Aim of the exercise: Set out each line from the following listing that includes the word "Select".

Stored data:
- Opening Delimiter -

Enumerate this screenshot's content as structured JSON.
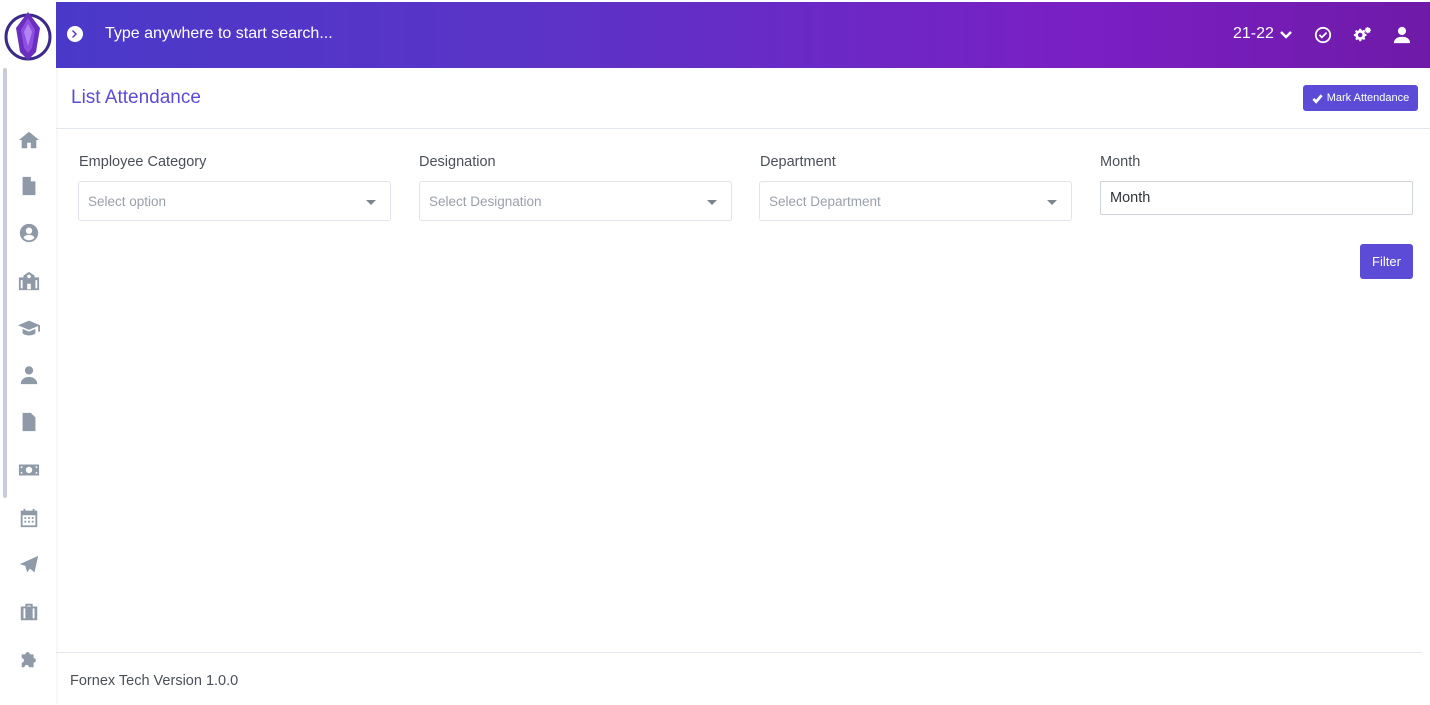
{
  "topbar": {
    "search_placeholder": "Type anywhere to start search...",
    "year_label": "21-22",
    "icons": [
      "arrow-circle-right-icon",
      "chevron-down-icon",
      "check-circle-icon",
      "cogs-icon",
      "user-icon"
    ]
  },
  "sidebar": {
    "items": [
      {
        "icon": "home-icon"
      },
      {
        "icon": "file-icon"
      },
      {
        "icon": "user-circle-icon"
      },
      {
        "icon": "school-icon"
      },
      {
        "icon": "graduation-cap-icon"
      },
      {
        "icon": "user-tie-icon"
      },
      {
        "icon": "file-alt-icon"
      },
      {
        "icon": "money-bill-icon"
      },
      {
        "icon": "calendar-icon"
      },
      {
        "icon": "paper-plane-icon"
      },
      {
        "icon": "briefcase-icon"
      },
      {
        "icon": "puzzle-piece-icon"
      }
    ]
  },
  "page": {
    "title": "List Attendance",
    "mark_attendance_label": "Mark Attendance"
  },
  "filters": {
    "employee_category": {
      "label": "Employee Category",
      "placeholder": "Select option"
    },
    "designation": {
      "label": "Designation",
      "placeholder": "Select Designation"
    },
    "department": {
      "label": "Department",
      "placeholder": "Select Department"
    },
    "month": {
      "label": "Month",
      "value": "Month"
    },
    "filter_label": "Filter"
  },
  "footer": {
    "text": "Fornex Tech Version 1.0.0"
  },
  "colors": {
    "accent": "#5b4bd6",
    "topbar_start": "#4a39c9",
    "topbar_end": "#7a1fc4",
    "sidebar_icon": "#8f9aa8"
  }
}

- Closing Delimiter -

Result:
      "placeholder": "Select option"
      "placeholder": "Select Designation"
      "placeholder": "Select Department"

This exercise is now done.